### Task objective
The reply should consist of one number, which is how many lines in the material below contain "date".

### Provided records
◇ ◇ ◇
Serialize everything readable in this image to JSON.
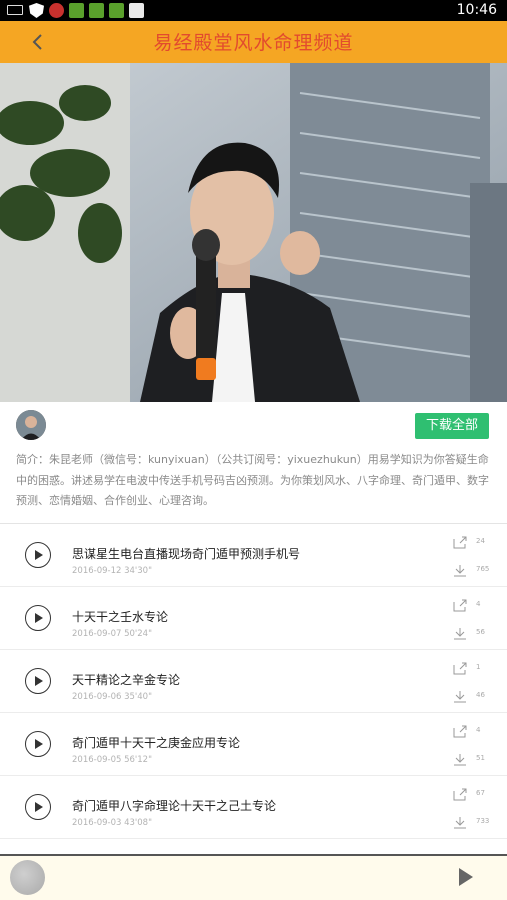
{
  "status_bar": {
    "time": "10:46",
    "icons": [
      "battery-icon",
      "shield-icon",
      "app-red-icon",
      "app-green-icon",
      "app-green-icon",
      "app-green-icon",
      "app-photo-icon"
    ]
  },
  "header": {
    "title": "易经殿堂风水命理频道",
    "back_icon": "chevron-left-icon"
  },
  "channel": {
    "download_all_label": "下载全部",
    "description": "简介：朱昆老师（微信号：kunyixuan）（公共订阅号：yixuezhukun）用易学知识为你答疑生命中的困惑。讲述易学在电波中传送手机号码吉凶预测。为你策划风水、八字命理、奇门遁甲、数字预测、恋情婚姻、合作创业、心理咨询。"
  },
  "tracks": [
    {
      "title": "思谋星生电台直播现场奇门遁甲预测手机号",
      "date": "2016-09-12",
      "duration": "34'30\"",
      "share_count": "24",
      "download_count": "765"
    },
    {
      "title": "十天干之壬水专论",
      "date": "2016-09-07",
      "duration": "50'24\"",
      "share_count": "4",
      "download_count": "56"
    },
    {
      "title": "天干精论之辛金专论",
      "date": "2016-09-06",
      "duration": "35'40\"",
      "share_count": "1",
      "download_count": "46"
    },
    {
      "title": "奇门遁甲十天干之庚金应用专论",
      "date": "2016-09-05",
      "duration": "56'12\"",
      "share_count": "4",
      "download_count": "51"
    },
    {
      "title": "奇门遁甲八字命理论十天干之己土专论",
      "date": "2016-09-03",
      "duration": "43'08\"",
      "share_count": "67",
      "download_count": "733"
    }
  ],
  "colors": {
    "header": "#f5a623",
    "title": "#e24b2e",
    "download_button": "#2fbf71",
    "player_bg": "#fffbec"
  }
}
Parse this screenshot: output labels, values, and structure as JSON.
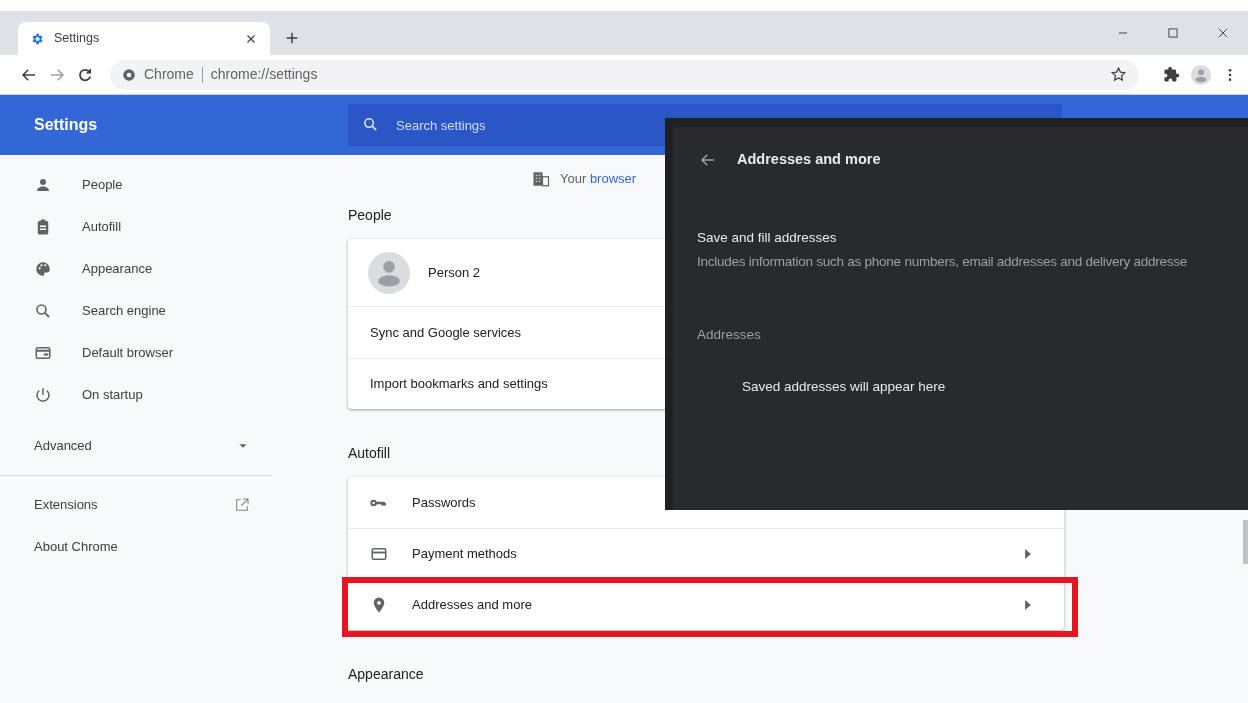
{
  "window": {
    "tabs": [
      {
        "title": "Settings",
        "selected": true
      }
    ],
    "address": {
      "origin": "Chrome",
      "url": "chrome://settings"
    }
  },
  "header": {
    "title": "Settings",
    "search": {
      "placeholder": "Search settings"
    }
  },
  "sidebar": {
    "items": [
      {
        "label": "People",
        "selected": false
      },
      {
        "label": "Autofill",
        "selected": false
      },
      {
        "label": "Appearance",
        "selected": false
      },
      {
        "label": "Search engine",
        "selected": false
      },
      {
        "label": "Default browser",
        "selected": false
      },
      {
        "label": "On startup",
        "selected": false
      }
    ],
    "advanced": {
      "label": "Advanced",
      "expanded": false
    },
    "links": [
      {
        "label": "Extensions",
        "kind": "external"
      },
      {
        "label": "About Chrome",
        "kind": "plain"
      }
    ]
  },
  "main": {
    "managed_notice": {
      "text": "Your ",
      "link": "browser"
    },
    "sections": [
      {
        "title": "People",
        "profile": {
          "name": "Person 2"
        },
        "rows": [
          {
            "label": "Sync and Google services",
            "highlighted": false
          },
          {
            "label": "Import bookmarks and settings",
            "highlighted": false
          }
        ]
      },
      {
        "title": "Autofill",
        "rows": [
          {
            "label": "Passwords",
            "highlighted": false,
            "chevron": false
          },
          {
            "label": "Payment methods",
            "highlighted": false,
            "chevron": true
          },
          {
            "label": "Addresses and more",
            "highlighted": true,
            "chevron": true
          }
        ]
      },
      {
        "title": "Appearance"
      }
    ]
  },
  "overlay": {
    "title": "Addresses and more",
    "setting": {
      "title": "Save and fill addresses",
      "description": "Includes information such as phone numbers, email addresses and delivery addresse"
    },
    "section": "Addresses",
    "empty_text": "Saved addresses will appear here"
  }
}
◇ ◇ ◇
### Task response
5